In order for evidence gathered by law enforcement to be used against you
in court, it must be obtained legally. This is a protection afforded by
the Fourth Amendment, which is designed to help ensure those who face
criminal accusations are given a fair trial by guaranteeing your right
to privacy. Invasions of privacy that yield evidence but are unwarranted
are ruled illegal and the evidence may not be used against you by the
Most people know the basic principle of this rule: the police or other
law enforcement must obtain a search warrant to be able to search you,
your home, your car, or other property for contraband that can be used
as evidence. Most people do not know that law enforcement doesn’t
always need a warrant to search or obtain evidence. Some of these situations
include: when you leave the evidence in plain view, when police want to
prevent evidence from being destroyed, or when your actions constitute
a threat to general public safety.
Let’s look closer at what is and is not protected by this amendment.
What Is Protected?
In general the Fourth Amendment guarantees you privacy of what’s
in your home, your car, your pockets, and on your property, provided it’s
not immediately visible or kept in a way that no reasonable person should
expect it to remain private.
For example, if you are pulled over by a law enforcement officer for speeding,
the officer cannot request that you step out of the car and then perform
a search on you for drugs. Since the officer has no reason to suspect
that you have drugs in the vehicle, this search would be considered unreasonable
and therefore any drugs they were to find could not be used as evidence
against you in your trial.
That being said, law enforcement does have the ability to search you or
your property if they obtain a search warrant from a judge. To get one
of these documents, law enforcement must go to a judge and present their
case, including where they wish to search, when they plan to do it, and
what they expect to find. Judges require them to be specific with these
details, so law enforcement may not obtain evidence for an entirely unrelated
crime when they have a warrant for an initial charge. For example, if
law enforcement obtains a search warrant on suspicion that you are hiding
drugs in your home, they cannot find evidence of illegal firearms and
use it against you to open an entirely new charge.
What Is Not Protected?
If you do not have a “legitimate expectation of privacy,” then
the Fourth Amendment offers you no protection. Going back to the drug
example, if you are pulled over for speeding and have drugs sitting on
the passenger seat, then you do not really have a reasonable expectation
of privacy. At this point, the officer does not need to obtain a warrant
to arrest you on drug possession charges and submit the drugs on your
passenger seat as evidence against you.
This protection also does not extend to private security forces, who may
detain you and then turn you over to local authorities along with evidence
they have discovered by their own search procedures. For example, if a
mall security officer catches suspects a teenager shoplifting from a store,
they may detain them and search their backpack or pockets for the stolen
items.
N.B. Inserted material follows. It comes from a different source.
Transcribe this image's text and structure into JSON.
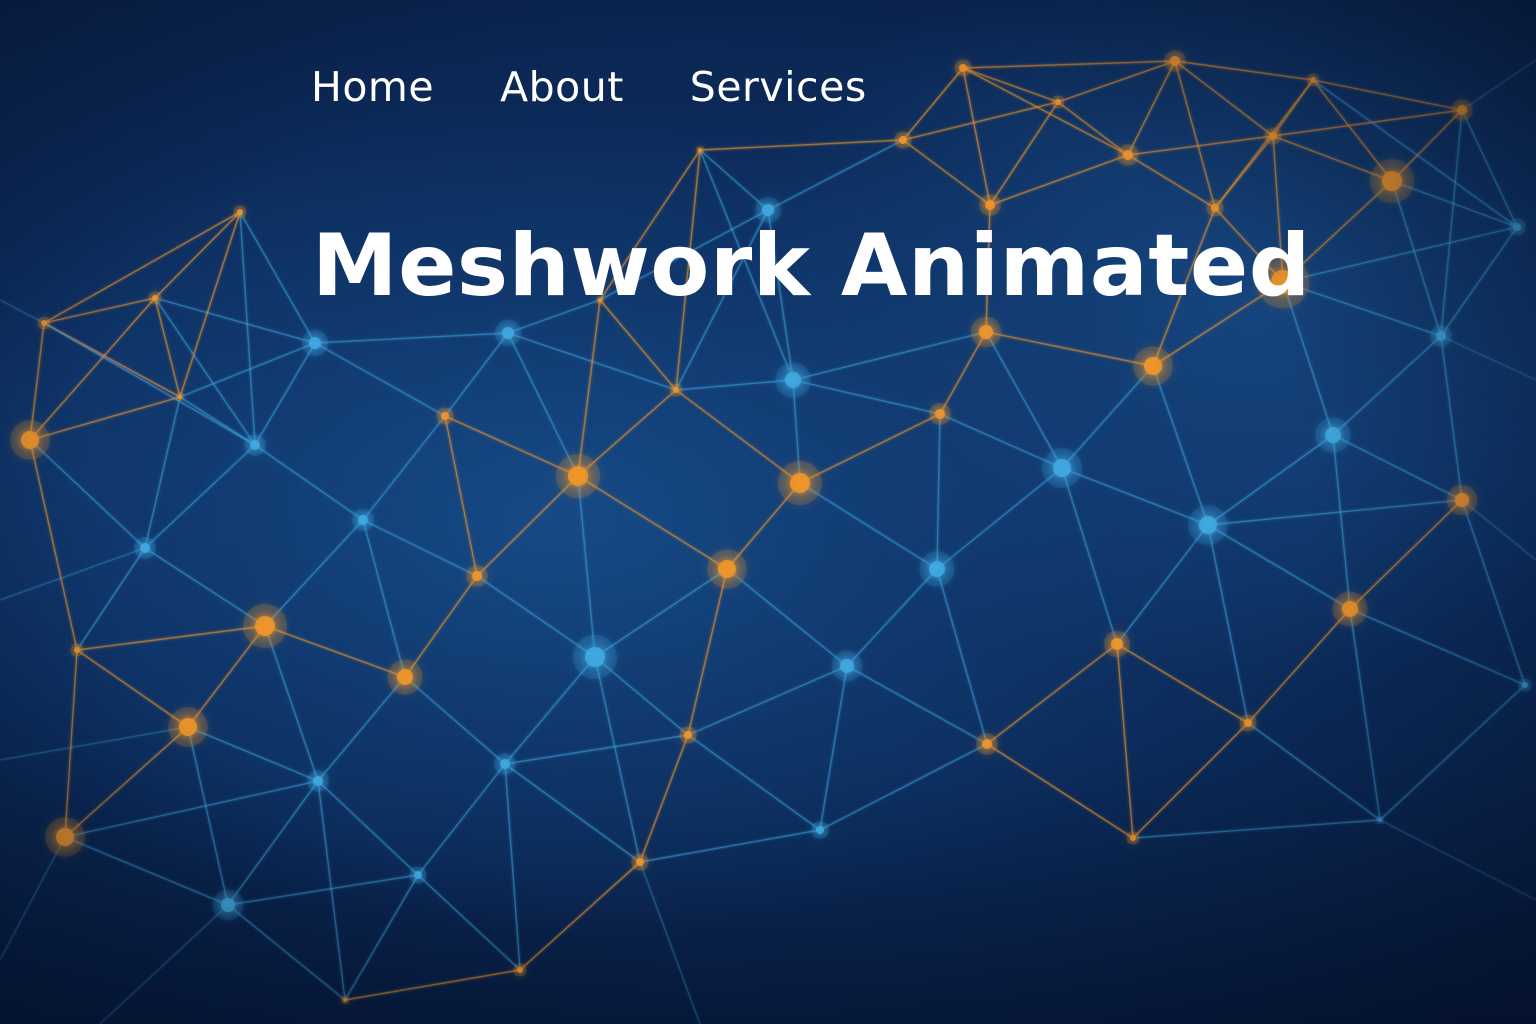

Should they find the items and prove they are stolen, security
can then turn the thief over to the police along with the stolen goods,
which are admissible as evidence in court.
Have you been subjected to a search you believe may have been illegitimate?
Call a Walnut Creek criminal defense attorney from
Cardoza Law Offices, Inc. as soon as possible. Our attorneys are well versed in the laws regarding
searches and seizures, and may be able to work to suppress the evidence
in your case if it was illegitimately obtained. With more than 45 years
of experience and over 250 full jury trials, you can trust that Attorney
Cardoza has the skill you need to seek the best possible outcome to your case.
Review your case with a
free consultation! Call Cardoza Law Offices, Inc. today at (925) 274-2900.